Amazon’sAWScloudcomputingservicetodayannouncedthatitislaunchinganewinstancetype(F1)withfield-programmablegatearrays(FPGAs).ThepromiseofFPGAsisthattheyareessentiallychipsthatyoucanreprogramontheflyandtunethemforyourspecificapplications,makingthemfaster than traditional CPU/GPU combinations.
These new instances will be available in preview today in AWS’s US East region today and will become generally available later this year. Sadly, the company hasn’t announced pricing for these new instances yet.
While they are still far from mainstream, FPGAs have recently become more affordableand easy to program, which means they are also slowly starting to find their way into more services. Having them readily available in the cloud will likely mean that more developers will now start experimenting with them.
“We have always tried to take whatever we can use ourselves and make it exposable to you,” AWS CEO Andy Jassy said.
These new F1 instances will likely be used for HD and 4K video processing (instead of GPUs) and imaging, as well as for machine learning. Microsoft, for example, went all in on FPGAs to build the backend of its AI services (while Google decided to take the more expensive route of building its own specialized chips). Thanks to the reprogrammability of these chips, it’s easy to switch context within an application, too, so you could be processing a raw image at one point and then reconfigure the FPGA to run a deep learning model to analyze that image within a few milliseconds.

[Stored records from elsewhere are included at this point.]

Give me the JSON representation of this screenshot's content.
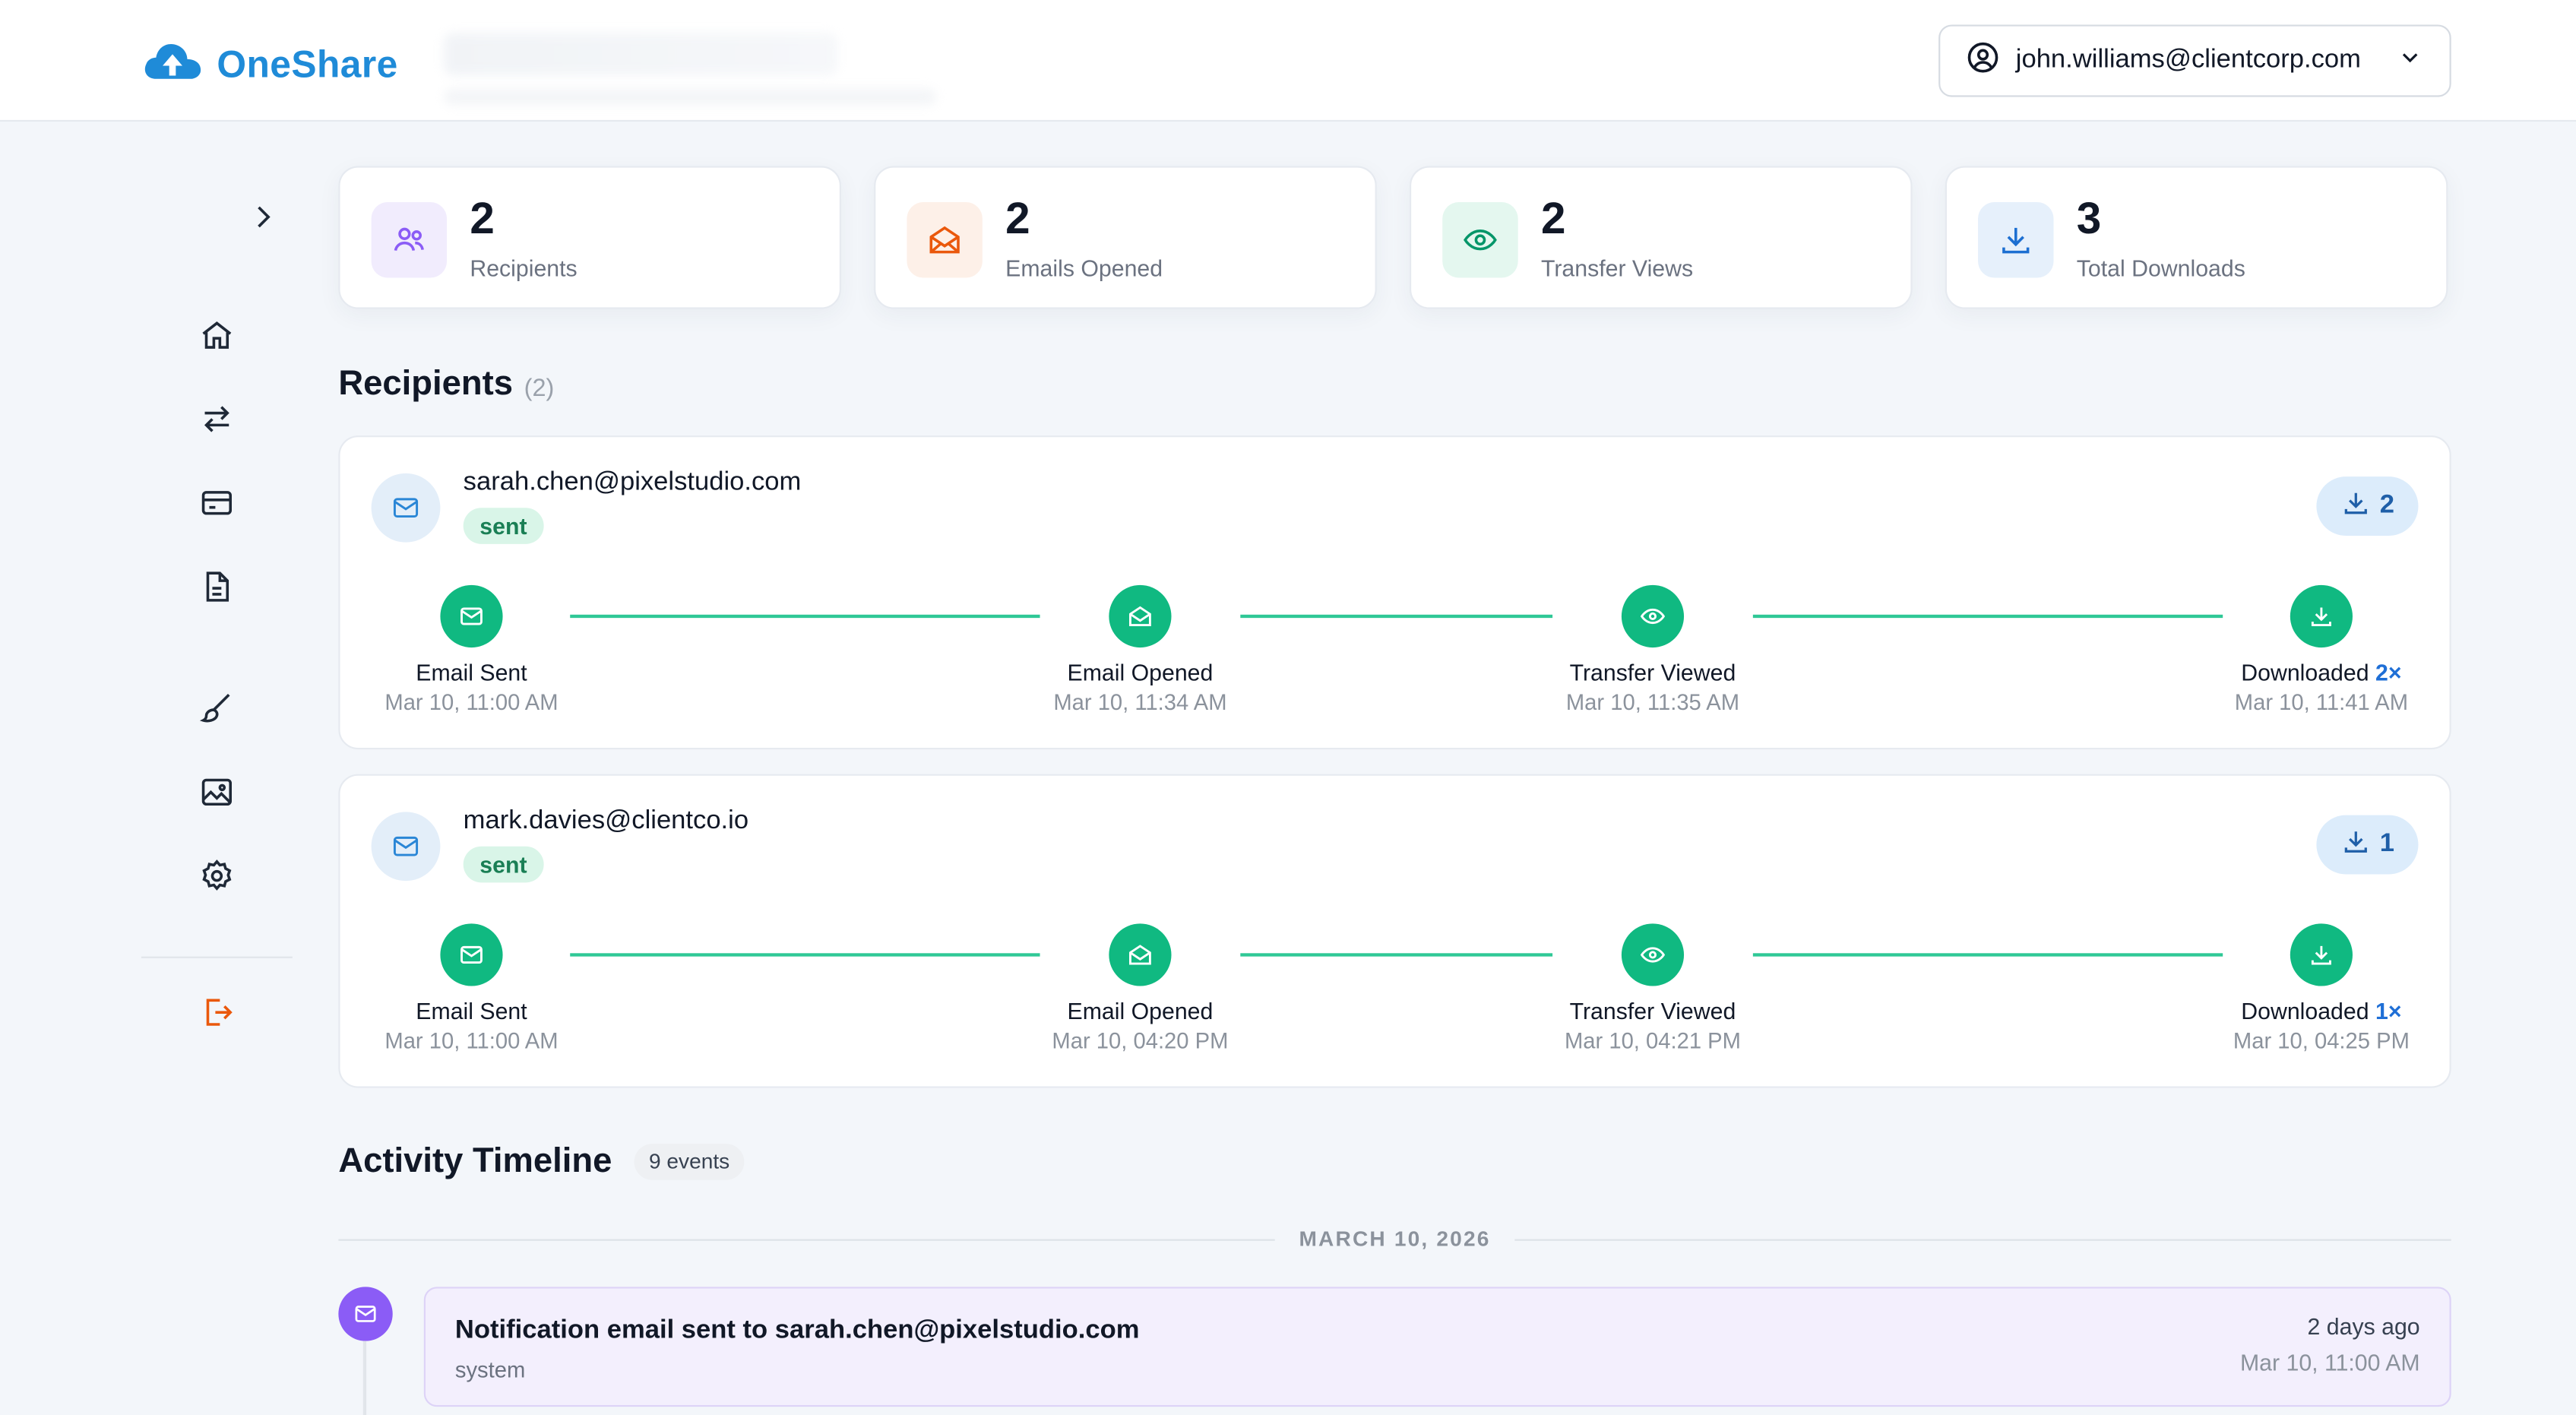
{
  "app": {
    "name": "OneShare"
  },
  "user": {
    "email": "john.williams@clientcorp.com"
  },
  "stats": [
    {
      "value": "2",
      "label": "Recipients",
      "icon": "users-icon",
      "color": "#8b5cf6",
      "bg": "#f1ecfd"
    },
    {
      "value": "2",
      "label": "Emails Opened",
      "icon": "mail-open-icon",
      "color": "#ea580c",
      "bg": "#fdf0e8"
    },
    {
      "value": "2",
      "label": "Transfer Views",
      "icon": "eye-icon",
      "color": "#059669",
      "bg": "#e4f7ef"
    },
    {
      "value": "3",
      "label": "Total Downloads",
      "icon": "download-icon",
      "color": "#1d6fd1",
      "bg": "#e6f0fb"
    }
  ],
  "recipients_section": {
    "title": "Recipients",
    "count": "(2)"
  },
  "recipients": [
    {
      "email": "sarah.chen@pixelstudio.com",
      "status": "sent",
      "downloads": "2",
      "steps": [
        {
          "label": "Email Sent",
          "time": "Mar 10, 11:00 AM",
          "icon": "mail-icon"
        },
        {
          "label": "Email Opened",
          "time": "Mar 10, 11:34 AM",
          "icon": "mail-open-icon"
        },
        {
          "label": "Transfer Viewed",
          "time": "Mar 10, 11:35 AM",
          "icon": "eye-icon"
        },
        {
          "label": "Downloaded",
          "time": "Mar 10, 11:41 AM",
          "icon": "download-icon",
          "mult": "2×"
        }
      ]
    },
    {
      "email": "mark.davies@clientco.io",
      "status": "sent",
      "downloads": "1",
      "steps": [
        {
          "label": "Email Sent",
          "time": "Mar 10, 11:00 AM",
          "icon": "mail-icon"
        },
        {
          "label": "Email Opened",
          "time": "Mar 10, 04:20 PM",
          "icon": "mail-open-icon"
        },
        {
          "label": "Transfer Viewed",
          "time": "Mar 10, 04:21 PM",
          "icon": "eye-icon"
        },
        {
          "label": "Downloaded",
          "time": "Mar 10, 04:25 PM",
          "icon": "download-icon",
          "mult": "1×"
        }
      ]
    }
  ],
  "timeline": {
    "title": "Activity Timeline",
    "count": "9 events",
    "date_group": "MARCH 10, 2026",
    "events": [
      {
        "title": "Notification email sent to sarah.chen@pixelstudio.com",
        "actor": "system",
        "relative": "2 days ago",
        "absolute": "Mar 10, 11:00 AM"
      }
    ]
  },
  "colors": {
    "brand": "#1f8bd8",
    "success": "#10b981",
    "event": "#8b5cf6"
  }
}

Among the companies that AWS worked with to test the new F1 instances is NGCodec. The company brought its RealityCodec for VR/AR processing to these new instances within just four weeks. Ideally, this could allow a developer to run the complex video processing needed to run a VR or AR head-mounted display in the cloud instead of on the device. As NGCodec founder Oliver Gunasekara told me, in the codec use case, FPGAs have a leg up on GPUs because encoding involves lots of decision making that GPUs typically have to defer to the CPU for. FPGAs, Gunasekara noted, are also far more power efficient in this kind of scenario.
Amazon is using chips from Xilinx — the last major independent FPGA manufacturer. Here are the specs for these new instances:
Xilinx UltraScale+ VU9P fabricated using a 16 nm process.
64 GiB of ECC-protected memory on a 288-bit wide bus (four DDR4 channels).
Dedicated PCIe x16 interface to the CPU.
Approximately 2.5 million logic elements.
Approximately 6,800 Digital Signal Processing (DSP) engines.
Virtual JTAG interface for debugging.
Programming FPGAs remains hard, though, and it doesn’t look like Amazon itself is going to release any tools for making it easier. There will be a development kit, though, as well as a machine image that developer can use to get started with these new instances.
As NGCodec’s Gunasekara noted, Xilinx itself has also been releasing some tools that now make it easier to use more common languages like C and C++ to program FPGAs (and that’s what the company used to design its decoder for the F1 instances).